At 2:00 p.m. on May 12, British forces occupied the American defenses and lined up along the canal and the Second Parallel. The American Continentals marched out of the city and gave up their weapons. Once the Continentals had grounded their guns, the British flag was raised and the Royal Artillery fired a 21-gun salute. The British — and General Henry Clinton — had achieved their greatest victory in the American Revolutionary War.
Siege of Charleston Outcome
The British victory at the Siege of Charleston devastated American forces in the Southern Theater. The British captured over 300 cannons and about 6,000 muskets, along with vast stores of gunpowder. They also took at least 2,500 Continentals as prisoners. Many of them were imprisoned on ships and did not survive the terrible conditions.
It was the highlight of General Henry Clinton’s time as Command-in-Chief of British forces. Soon after the Siege of Charleston ended, he returned to New York City. He left General Charles Cornwallis in command of British forces in the South and told him to maintain control of Charleston and South Carolina.
After he left Charleston, Clinton issued a proclamation that helped reinvigorate American resistance in the South. The proclamation ordered all Americans who were paroled following the Siege of Charleston to swear an Oath of Loyalty to the King and agree to serve the British when asked to do so. Many Americans refused, and actively worked against Cornwallis as he tried to maintain control of South Carolina and expand his reach into North Carolina and Virginia.

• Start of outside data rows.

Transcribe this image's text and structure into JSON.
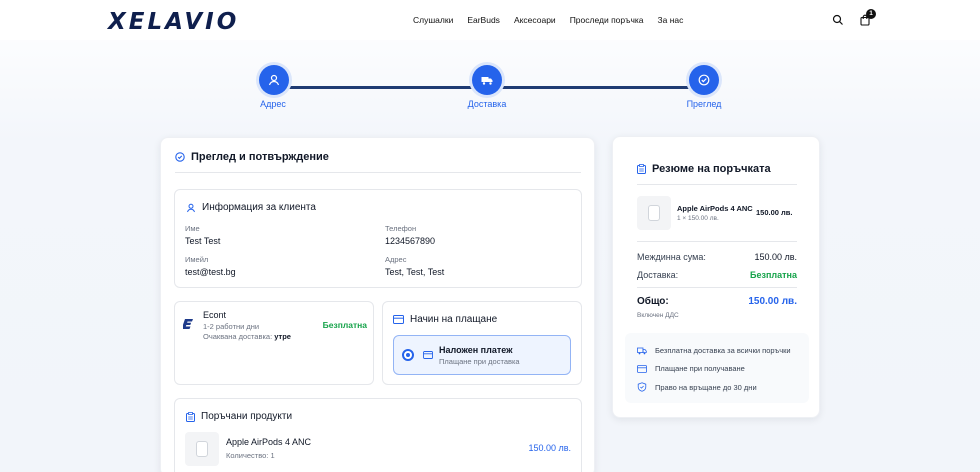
{
  "header": {
    "logo": "XELAVIO",
    "nav": [
      "Слушалки",
      "EarBuds",
      "Аксесоари",
      "Проследи поръчка",
      "За нас"
    ],
    "cart_count": "1"
  },
  "stepper": {
    "steps": [
      {
        "label": "Адрес",
        "icon": "location-user-icon"
      },
      {
        "label": "Доставка",
        "icon": "truck-icon"
      },
      {
        "label": "Преглед",
        "icon": "check-circle-icon"
      }
    ]
  },
  "review": {
    "title": "Преглед и потвърждение",
    "customer": {
      "title": "Информация за клиента",
      "name_label": "Име",
      "name": "Test Test",
      "phone_label": "Телефон",
      "phone": "1234567890",
      "email_label": "Имейл",
      "email": "test@test.bg",
      "address_label": "Адрес",
      "address": "Test, Test, Test"
    },
    "shipping": {
      "carrier": "Econt",
      "days": "1-2 работни дни",
      "expected_label": "Очаквана доставка:",
      "expected": "утре",
      "price": "Безплатна"
    },
    "payment": {
      "title": "Начин на плащане",
      "option_title": "Наложен платеж",
      "option_sub": "Плащане при доставка"
    },
    "products": {
      "title": "Поръчани продукти",
      "items": [
        {
          "name": "Apple AirPods 4 ANC",
          "qty": "Количество: 1",
          "price": "150.00 лв."
        }
      ]
    }
  },
  "summary": {
    "title": "Резюме на поръчката",
    "item_name": "Apple AirPods 4 ANC",
    "item_qty": "1 × 150.00 лв.",
    "item_price": "150.00 лв.",
    "subtotal_label": "Междинна сума:",
    "subtotal": "150.00 лв.",
    "delivery_label": "Доставка:",
    "delivery": "Безплатна",
    "total_label": "Общо:",
    "total": "150.00 лв.",
    "vat_note": "Включен ДДС",
    "perks": [
      "Безплатна доставка за всички поръчки",
      "Плащане при получаване",
      "Право на връщане до 30 дни"
    ]
  },
  "colors": {
    "accent": "#2563eb",
    "success": "#16a34a",
    "dark": "#111827"
  }
}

Siege of Charleston Significance
The Siege of Charleston is important to United States history because it was a major turning point in the American Revolutionary War. American forces suffered their worst defeat of the war, while the British gained their most significant victory. However, the outcome of the Siege of Charleston set the stage for General George Washington to place General Nathanael Greene in command of American forces in the South and for Francis Marion to wage his guerilla war against the British. Eventually, Greene, Washington, and their French allies were able to trap Cornwallis in Yorktown, Virginia.
The Fall of Charleston in 1780
This video from The Daily Bellringer provides an overview of the 1780 Siege of Charleston.